(Action item) Leave the images out and write out each entry exactly as shown.

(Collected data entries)

************

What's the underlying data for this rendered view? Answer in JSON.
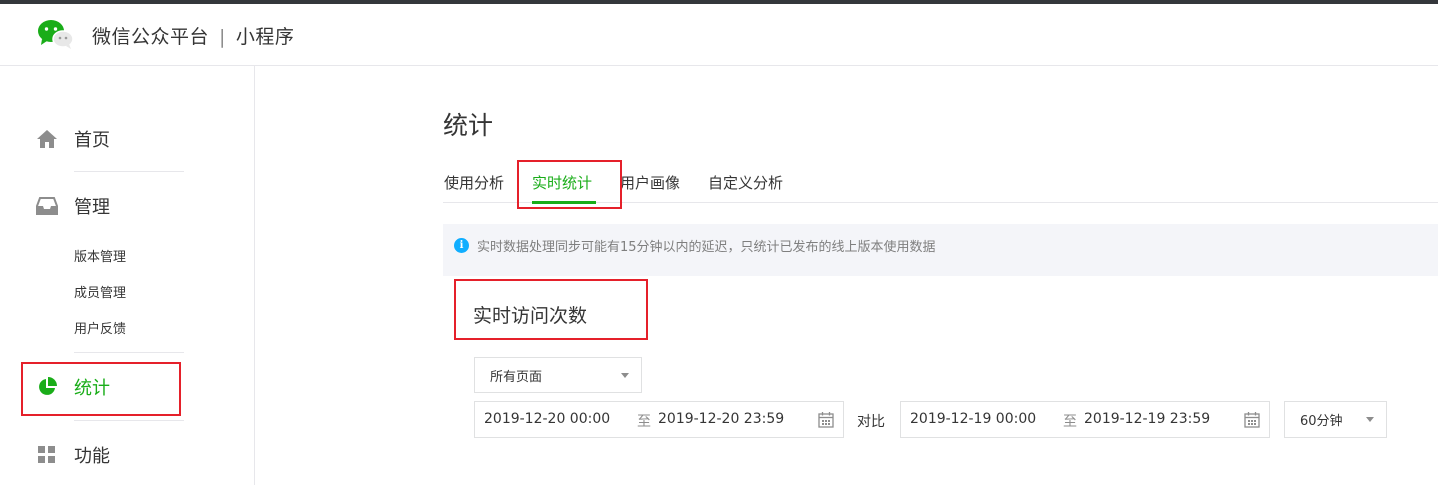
{
  "header": {
    "brand": "微信公众平台",
    "separator": "|",
    "product": "小程序"
  },
  "sidebar": {
    "items": [
      {
        "label": "首页",
        "icon": "home-icon"
      },
      {
        "label": "管理",
        "icon": "inbox-icon"
      },
      {
        "label": "统计",
        "icon": "pie-chart-icon",
        "active": true
      },
      {
        "label": "功能",
        "icon": "grid-icon"
      }
    ],
    "management_subitems": [
      "版本管理",
      "成员管理",
      "用户反馈"
    ]
  },
  "main": {
    "title": "统计",
    "tabs": [
      {
        "label": "使用分析"
      },
      {
        "label": "实时统计",
        "active": true
      },
      {
        "label": "用户画像"
      },
      {
        "label": "自定义分析"
      }
    ],
    "notice": "实时数据处理同步可能有15分钟以内的延迟，只统计已发布的线上版本使用数据",
    "card": {
      "title": "实时访问次数",
      "page_select": "所有页面",
      "range1": {
        "start": "2019-12-20 00:00",
        "to": "至",
        "end": "2019-12-20 23:59"
      },
      "compare_label": "对比",
      "range2": {
        "start": "2019-12-19 00:00",
        "to": "至",
        "end": "2019-12-19 23:59"
      },
      "interval_select": "60分钟"
    }
  },
  "colors": {
    "accent": "#1aad19",
    "highlight_box": "#e5202a",
    "info": "#10aeff"
  }
}
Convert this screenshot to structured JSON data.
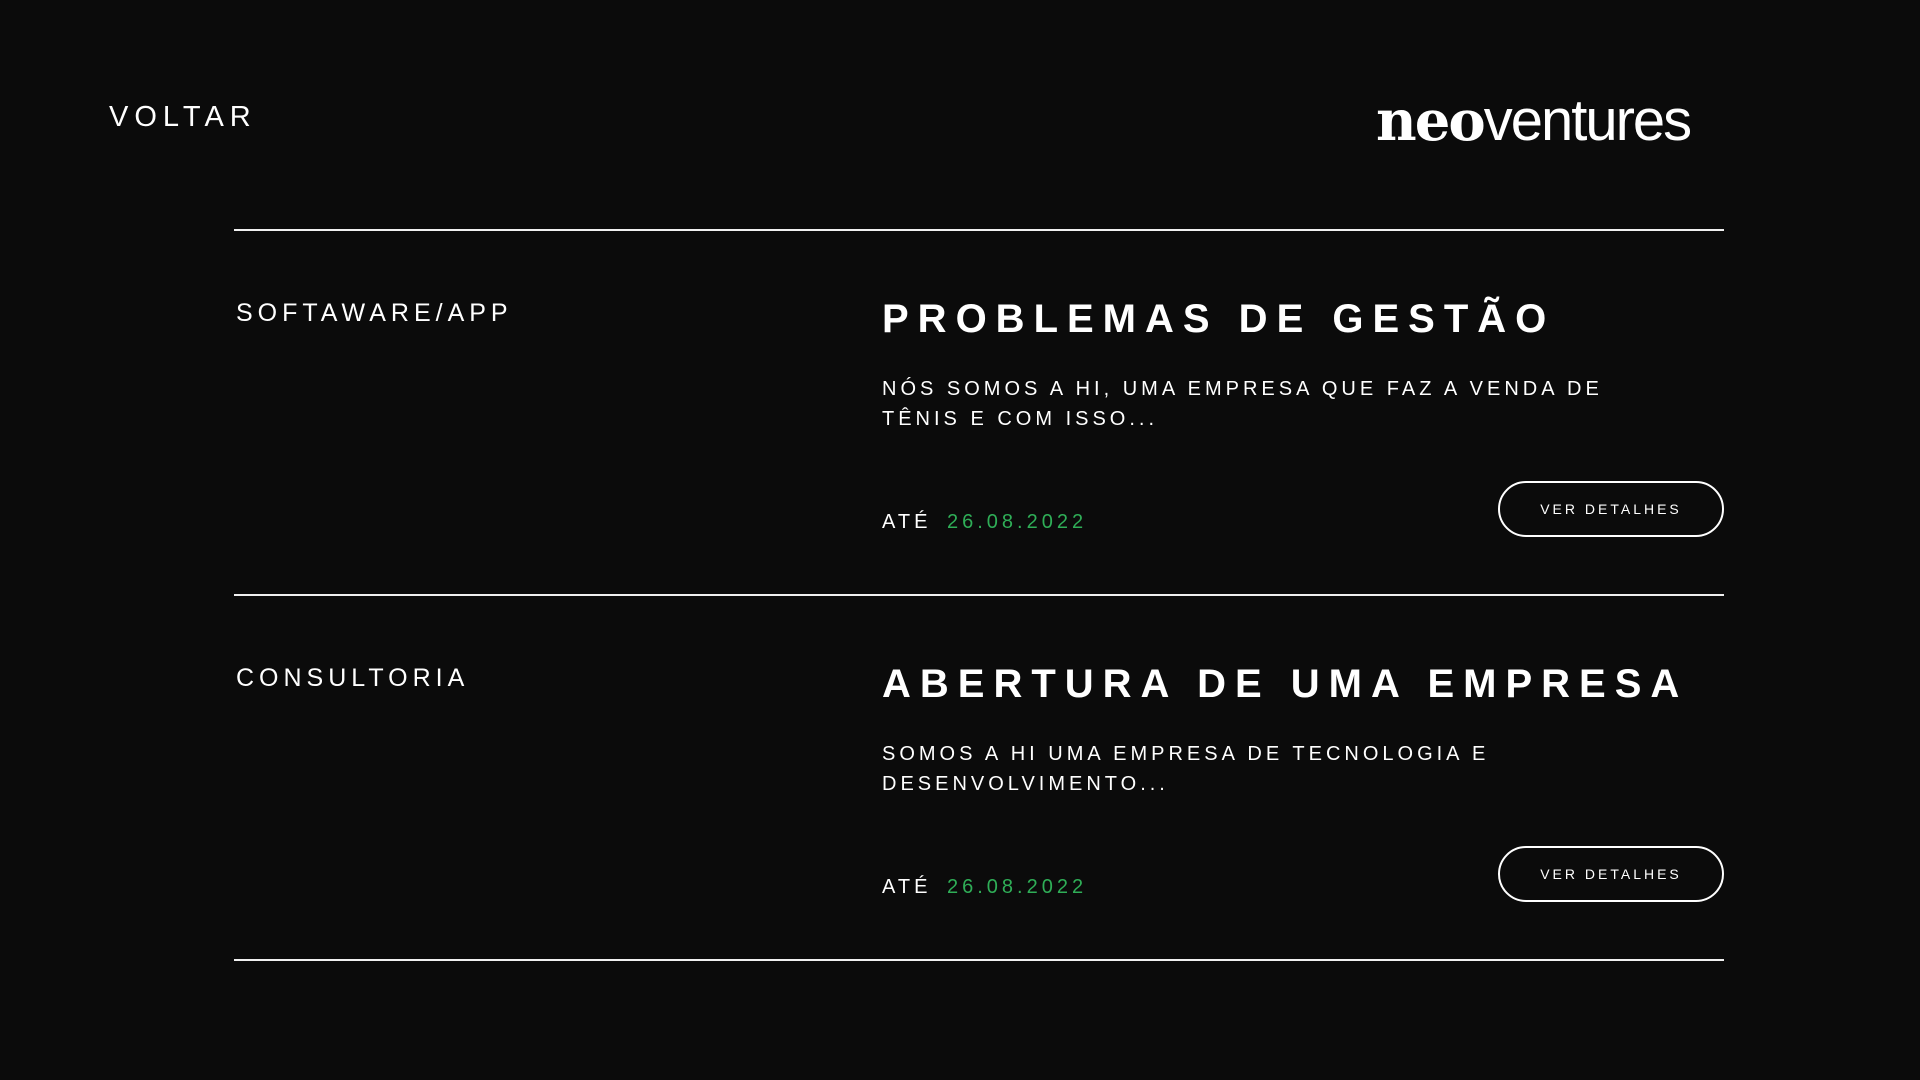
{
  "header": {
    "back_label": "VOLTAR",
    "logo": {
      "part1": "neo",
      "part2": "ventures"
    }
  },
  "items": [
    {
      "category": "SOFTAWARE/APP",
      "title": "PROBLEMAS DE GESTÃO",
      "description": "NÓS SOMOS A HI, UMA EMPRESA QUE FAZ A VENDA DE TÊNIS E COM ISSO...",
      "deadline_label": "ATÉ",
      "deadline_date": "26.08.2022",
      "button_label": "VER DETALHES"
    },
    {
      "category": "CONSULTORIA",
      "title": "ABERTURA DE UMA EMPRESA",
      "description": "SOMOS A HI UMA EMPRESA DE TECNOLOGIA E DESENVOLVIMENTO...",
      "deadline_label": "ATÉ",
      "deadline_date": "26.08.2022",
      "button_label": "VER DETALHES"
    }
  ],
  "colors": {
    "background": "#0b0b0b",
    "text": "#ffffff",
    "accent_date": "#2fae57"
  }
}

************

(Response for this exercise)
What's the underlying data for this rendered view? Answer in JSON.
{
  "header": {
    "brand": "微信公众平台",
    "separator": "|",
    "product": "小程序"
  },
  "sidebar": {
    "items": [
      {
        "label": "首页",
        "icon": "home-icon"
      },
      {
        "label": "管理",
        "icon": "inbox-icon"
      },
      {
        "label": "统计",
        "icon": "pie-chart-icon",
        "active": true
      },
      {
        "label": "功能",
        "icon": "grid-icon"
      }
    ],
    "management_subitems": [
      "版本管理",
      "成员管理",
      "用户反馈"
    ]
  },
  "main": {
    "title": "统计",
    "tabs": [
      {
        "label": "使用分析"
      },
      {
        "label": "实时统计",
        "active": true
      },
      {
        "label": "用户画像"
      },
      {
        "label": "自定义分析"
      }
    ],
    "notice": "实时数据处理同步可能有15分钟以内的延迟，只统计已发布的线上版本使用数据",
    "card": {
      "title": "实时访问次数",
      "page_select": "所有页面",
      "range1": {
        "start": "2019-12-20 00:00",
        "to": "至",
        "end": "2019-12-20 23:59"
      },
      "compare_label": "对比",
      "range2": {
        "start": "2019-12-19 00:00",
        "to": "至",
        "end": "2019-12-19 23:59"
      },
      "interval_select": "60分钟"
    }
  },
  "colors": {
    "accent": "#1aad19",
    "highlight_box": "#e5202a",
    "info": "#10aeff"
  }
}
Convert this screenshot to structured JSON data.
{
  "header": {
    "back_label": "VOLTAR",
    "logo": {
      "part1": "neo",
      "part2": "ventures"
    }
  },
  "items": [
    {
      "category": "SOFTAWARE/APP",
      "title": "PROBLEMAS DE GESTÃO",
      "description": "NÓS SOMOS A HI, UMA EMPRESA QUE FAZ A VENDA DE TÊNIS E COM ISSO...",
      "deadline_label": "ATÉ",
      "deadline_date": "26.08.2022",
      "button_label": "VER DETALHES"
    },
    {
      "category": "CONSULTORIA",
      "title": "ABERTURA DE UMA EMPRESA",
      "description": "SOMOS A HI UMA EMPRESA DE TECNOLOGIA E DESENVOLVIMENTO...",
      "deadline_label": "ATÉ",
      "deadline_date": "26.08.2022",
      "button_label": "VER DETALHES"
    }
  ],
  "colors": {
    "background": "#0b0b0b",
    "text": "#ffffff",
    "accent_date": "#2fae57"
  }
}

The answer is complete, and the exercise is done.